Lei, M; Tie, B; Zeng, M; Qing, P; Song, Z; Williams, PN; Huang, Y 
In Press 
Yes 
Environmental Geochemistry and Health
ISSN: 0269-4042
EISSN: 1573-2983 
35 
379-390 
English 
Compared to other cereals, rice has particular strong As accumulation. Therefore, it is very important to understand As uptake and translocation among different genotypes. A field study in Chenzhou city, Hunan province of China, was employed to evaluate the effect of arsenic-contaminated soil on uptake and distribution in 34 genotypes of rice (including unpolished rice, husk, shoot, and root). The soil As concentrations ranged from 52.49 to 83.86 mg kg(-1), with mean As concentration 64.44 mg kg(-1). The mean As concentrations in rice plant tissues were different among the 34 rice genotypes. The highest As concentrations were accumulated in rice root (196.27-385.98 mg kg(-1) dry weight), while the lowest was in unpolished rice (0.31-0.52 mg kg(-1) dry weight). The distribution of As in rice tissue and paddy soil are as follows root ≫ soil > shoot > husk > unpolished rice. The ranges of concentrations of inorganic As in all of unpolished rice were from 0.26 to 0.52 mg kg(-1) dry weight. In particular, the percentage of inorganic As in the total As was more than 67 %, indicating that the inorganic As was the predominant species in unpolished rice. The daily dietary intakes of inorganic As in unpolished rice ranged from 0.10 to 0.21 mg for an adult, and from 0.075 to 0.15 mg for a child. Comparison with tolerable daily intakes established by FAO/WHO, inorganic As in most of unpolished rice samples exceeded the recommended intake values.
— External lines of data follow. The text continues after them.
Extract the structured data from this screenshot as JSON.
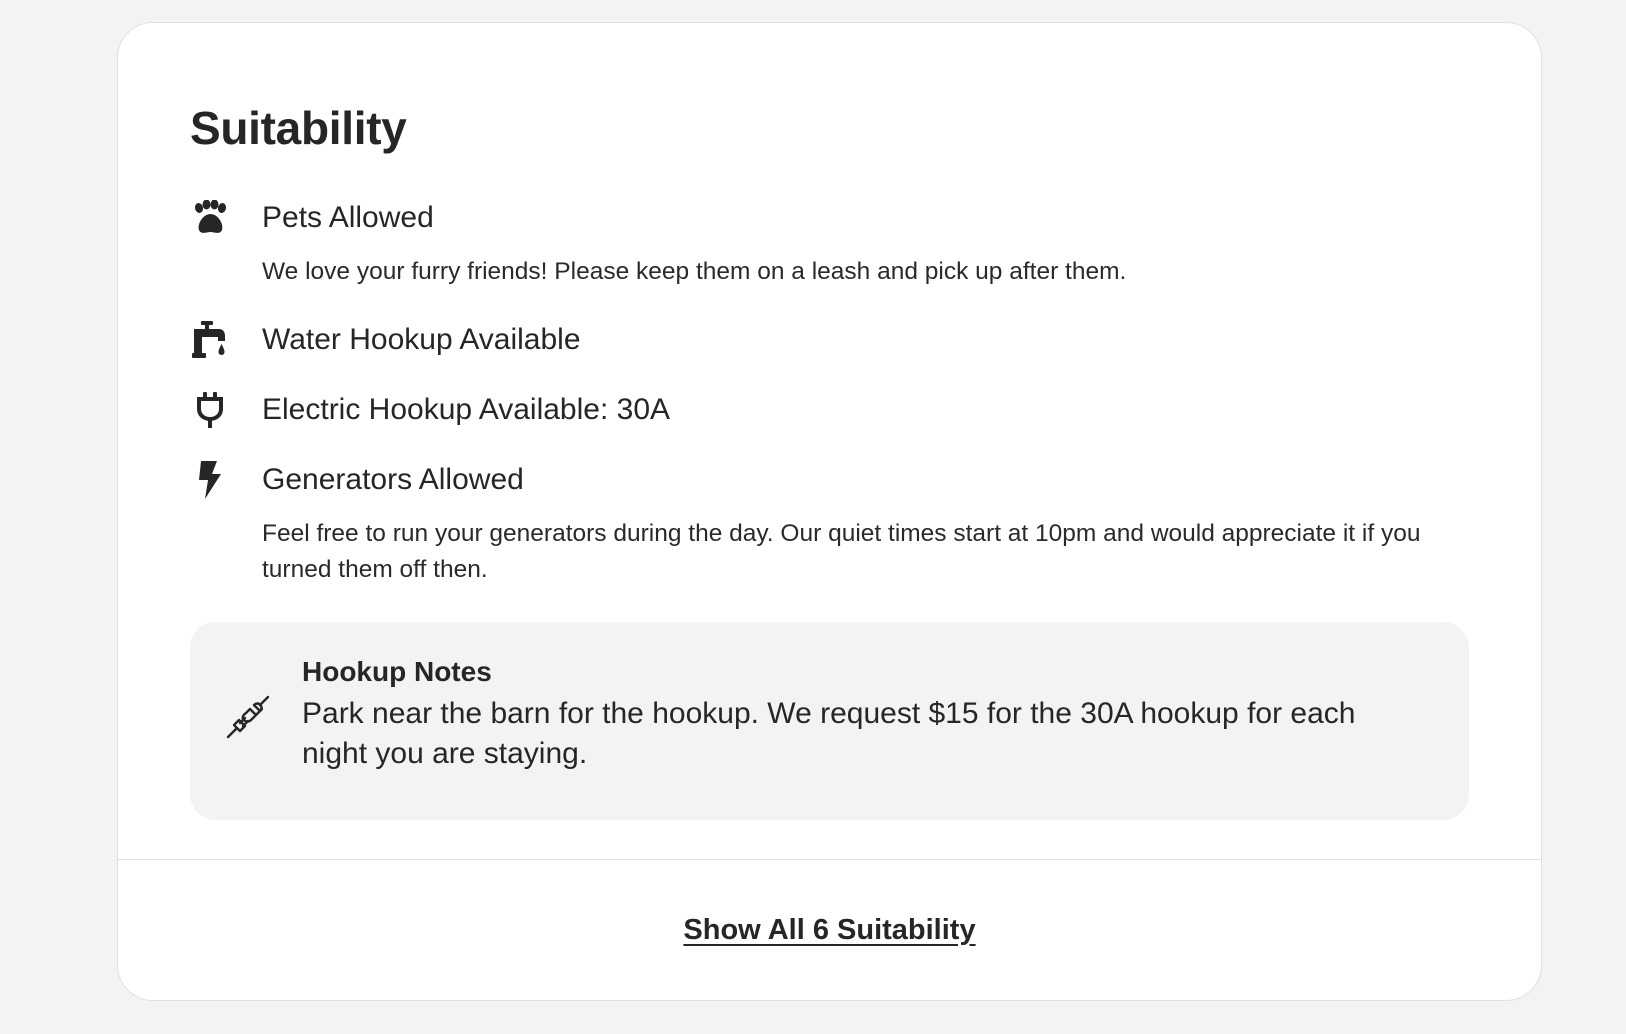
{
  "section": {
    "title": "Suitability"
  },
  "items": [
    {
      "icon": "paw-icon",
      "label": "Pets Allowed",
      "description": "We love your furry friends! Please keep them on a leash and pick up after them."
    },
    {
      "icon": "water-spigot-icon",
      "label": "Water Hookup Available",
      "description": ""
    },
    {
      "icon": "electric-plug-icon",
      "label": "Electric Hookup Available: 30A",
      "description": ""
    },
    {
      "icon": "lightning-bolt-icon",
      "label": "Generators Allowed",
      "description": "Feel free to run your generators during the day. Our quiet times start at 10pm and would appreciate it if you turned them off then."
    }
  ],
  "notes": {
    "icon": "plug-connect-icon",
    "title": "Hookup Notes",
    "body": "Park near the barn for the hookup. We request $15 for the 30A hookup for each night you are staying."
  },
  "footer": {
    "show_all_label": "Show All 6 Suitability"
  },
  "colors": {
    "page_background": "#f4f3f1",
    "card_background": "#ffffff",
    "text": "#262626",
    "notes_background": "#f4f3f1",
    "border": "#e3e1dd"
  }
}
The 34 genotypes of rice were classified into four clusters using a criteria value of rescaled distance between 5 and 10. Among the 34 genotypes, the genotypes II you 416 (II416) with the lowest enrichment of As and the lowest daily dietary intakes of inorganic As could be selected as the main cultivar in As-contaminated field. 
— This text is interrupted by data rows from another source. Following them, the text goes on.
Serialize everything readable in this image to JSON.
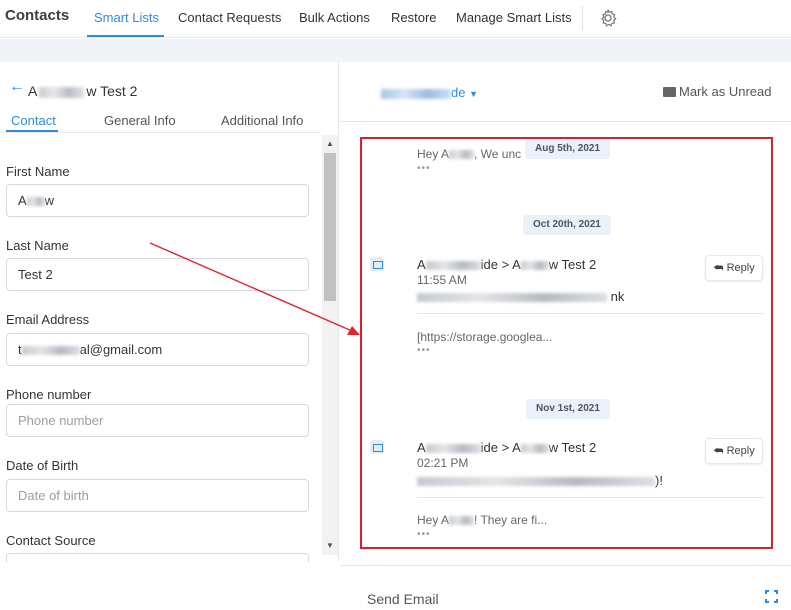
{
  "nav": {
    "brand": "Contacts",
    "tabs": [
      "Smart Lists",
      "Contact Requests",
      "Bulk Actions",
      "Restore",
      "Manage Smart Lists"
    ],
    "active_tab": "Smart Lists"
  },
  "contact": {
    "name_prefix": "A",
    "name_suffix": "w Test 2",
    "tabs": [
      "Contact",
      "General Info",
      "Additional Info"
    ],
    "active_tab": "Contact"
  },
  "form": {
    "first_name": {
      "label": "First Name",
      "value_prefix": "A",
      "value_suffix": "w"
    },
    "last_name": {
      "label": "Last Name",
      "value": "Test 2"
    },
    "email": {
      "label": "Email Address",
      "value_prefix": "t",
      "value_suffix": "al@gmail.com"
    },
    "phone": {
      "label": "Phone number",
      "placeholder": "Phone number"
    },
    "dob": {
      "label": "Date of Birth",
      "placeholder": "Date of birth"
    },
    "source": {
      "label": "Contact Source"
    }
  },
  "conversation": {
    "sender_suffix": "de",
    "mark_unread": "Mark as Unread",
    "reply_label": "Reply",
    "messages": [
      {
        "date": "Aug 5th, 2021",
        "preview_prefix": "Hey A",
        "preview_suffix": ", We unc"
      },
      {
        "date": "Oct 20th, 2021",
        "from_suffix": "ide > A",
        "to_suffix": "w Test 2",
        "time": "11:55 AM",
        "body_suffix": "nk",
        "preview": "[https://storage.googlea..."
      },
      {
        "date": "Nov 1st, 2021",
        "from_suffix": "ide > A",
        "to_suffix": "w Test 2",
        "time": "02:21 PM",
        "body_suffix": ")!",
        "preview_prefix": "Hey A",
        "preview_suffix": "! They are fi..."
      }
    ],
    "dots": "•••"
  },
  "composer": {
    "send_email": "Send Email"
  },
  "colors": {
    "accent": "#2f8be0",
    "highlight_box": "#d9202c",
    "annotation_arrow": "#e0242f"
  }
}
IRIS
• Arsenic Hazard ID
     1. Initial Lit Search
          PubMed
          PubMed
          Considered New
          PubMed
          Considered New
     2. Lit Search Updates through Oct 2015
          PubMed
          Considered
     4. Considered through Oct 2015
     6. Cluster Filter through Oct 2015
     7. Other Studies through Oct 2015
          Exposure Assessment
• Arsenic (Inorganic)
     1. Literature
          PubMed
          Lit search updates through Oct 2015
     3. Hazard ID Screening
          Other potentially supporting studies
     5. Susceptibility Screening
          Excluded/Not relevant
• Arsenic Susceptibility
     1. Susceptibility Literature Screening
          Keyword Search
     2. Excluded
          Not Relevant